Platinum, is the purest of all the precious metals used for the fabrication of premium jewellery and is commonly alloyed into a purity of 95%. Platinum has an very bright and white luster, particularly when alloyed with ruthenium. Platinum is harder than gold with a hardness of 4-4.5 on the Mohs hardness scale, equivalent to the hardness of iron, whereas gold has a hardness of 2.5 on the Moh’s scale.

The purity of platinum is not expressed in Karats, but in parts of thousands. Pure platinum is 1000 of 1000 parts pure, whereas the most common alloy used in India is 950/1000 parts pure. Expressed in percentage, this equals a purity of 95%. While some countries permit platinum alloys of as low as 585/1000 parts, the Indian quality standard is set at a minimum of 950 parts.

Platinum is hypoallergenic and fully tarnish-resistant.
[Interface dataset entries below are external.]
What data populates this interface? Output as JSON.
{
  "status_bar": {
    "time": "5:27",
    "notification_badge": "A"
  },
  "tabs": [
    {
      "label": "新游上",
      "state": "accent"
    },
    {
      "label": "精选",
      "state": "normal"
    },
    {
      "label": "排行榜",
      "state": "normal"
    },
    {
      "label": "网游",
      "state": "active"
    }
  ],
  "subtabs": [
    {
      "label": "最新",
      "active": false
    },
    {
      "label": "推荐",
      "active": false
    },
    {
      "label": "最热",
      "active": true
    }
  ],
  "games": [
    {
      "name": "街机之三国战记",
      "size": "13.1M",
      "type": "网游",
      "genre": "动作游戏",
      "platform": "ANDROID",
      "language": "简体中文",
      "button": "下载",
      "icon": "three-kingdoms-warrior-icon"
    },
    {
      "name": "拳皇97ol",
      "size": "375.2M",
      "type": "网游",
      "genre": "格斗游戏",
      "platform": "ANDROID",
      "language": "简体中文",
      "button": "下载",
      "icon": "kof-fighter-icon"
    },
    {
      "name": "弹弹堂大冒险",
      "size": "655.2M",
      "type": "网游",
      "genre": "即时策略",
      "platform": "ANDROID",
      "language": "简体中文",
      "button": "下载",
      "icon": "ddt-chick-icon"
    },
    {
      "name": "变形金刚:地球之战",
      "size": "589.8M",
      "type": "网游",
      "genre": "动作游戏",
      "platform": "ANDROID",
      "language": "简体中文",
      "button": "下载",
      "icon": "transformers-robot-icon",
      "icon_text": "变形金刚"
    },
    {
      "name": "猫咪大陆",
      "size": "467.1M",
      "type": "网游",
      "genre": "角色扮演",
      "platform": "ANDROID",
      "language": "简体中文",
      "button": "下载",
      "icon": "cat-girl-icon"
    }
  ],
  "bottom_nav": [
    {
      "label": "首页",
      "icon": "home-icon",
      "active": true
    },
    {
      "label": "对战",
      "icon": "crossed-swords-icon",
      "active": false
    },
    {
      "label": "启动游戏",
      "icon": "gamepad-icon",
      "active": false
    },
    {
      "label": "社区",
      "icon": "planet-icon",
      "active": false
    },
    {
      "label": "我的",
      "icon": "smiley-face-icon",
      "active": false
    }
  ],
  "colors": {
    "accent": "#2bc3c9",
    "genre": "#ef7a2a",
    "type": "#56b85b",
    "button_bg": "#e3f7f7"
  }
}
Platinum jewellery maintains its colour (no plating required), brilliance and weight, even after long and intensive years of wear and is the nearly fully maintenance free, particularly compared to gold and silver, which are both precious metals that need to get re-polished in regular intervals to maintain their shine and luster.

Platinum Versus Gold

Platinum is known for centuries, but in the current high purity form it is a recent precious metal, since the technology of melting and refining platinum to today’s high purity standards is less than 200 years old. The metal has gained increasing popularity because of its amazing strength and appeal. However it has remained an exclusive jewellery material, because its high density, combined with its high purity commands a much higher price, than for instance 18 Karat white gold. Platinum will cost approximately double the amount of an identical design made in 18 Karat white gold.